> _DESCRIPTION OF THE TASK_: Although the entries contain pictures, write out only their text, exactly as it stands.

##########

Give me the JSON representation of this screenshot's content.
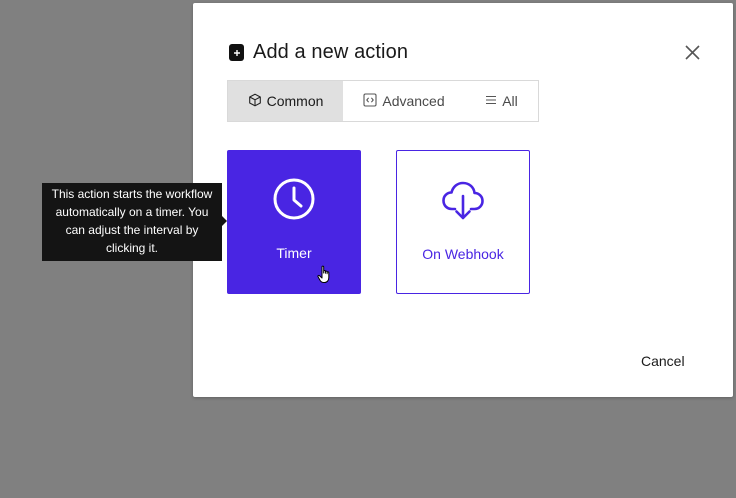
{
  "dialog": {
    "title": "Add a new action",
    "title_icon": "plus-square-icon",
    "close_icon": "close-icon"
  },
  "tabs": [
    {
      "label": "Common",
      "icon": "cube-icon",
      "active": true
    },
    {
      "label": "Advanced",
      "icon": "code-icon",
      "active": false
    },
    {
      "label": "All",
      "icon": "list-icon",
      "active": false
    }
  ],
  "actions": [
    {
      "label": "Timer",
      "icon": "clock-icon",
      "selected": true
    },
    {
      "label": "On Webhook",
      "icon": "cloud-download-icon",
      "selected": false
    }
  ],
  "tooltip": {
    "text": "This action starts the workflow automatically on a timer. You can adjust the interval by clicking it."
  },
  "footer": {
    "cancel_label": "Cancel"
  },
  "colors": {
    "accent": "#4925e3",
    "backdrop": "#808080",
    "tooltip_bg": "#141414",
    "tab_active_bg": "#e0e0e0"
  }
}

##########

> _SOLUTION FOR THIS EXERCISE_:
Give me the JSON representation of this screenshot's content.
{
  "dialog": {
    "title": "Add a new action",
    "title_icon": "plus-square-icon",
    "close_icon": "close-icon"
  },
  "tabs": [
    {
      "label": "Common",
      "icon": "cube-icon",
      "active": true
    },
    {
      "label": "Advanced",
      "icon": "code-icon",
      "active": false
    },
    {
      "label": "All",
      "icon": "list-icon",
      "active": false
    }
  ],
  "actions": [
    {
      "label": "Timer",
      "icon": "clock-icon",
      "selected": true
    },
    {
      "label": "On Webhook",
      "icon": "cloud-download-icon",
      "selected": false
    }
  ],
  "tooltip": {
    "text": "This action starts the workflow automatically on a timer. You can adjust the interval by clicking it."
  },
  "footer": {
    "cancel_label": "Cancel"
  },
  "colors": {
    "accent": "#4925e3",
    "backdrop": "#808080",
    "tooltip_bg": "#141414",
    "tab_active_bg": "#e0e0e0"
  }
}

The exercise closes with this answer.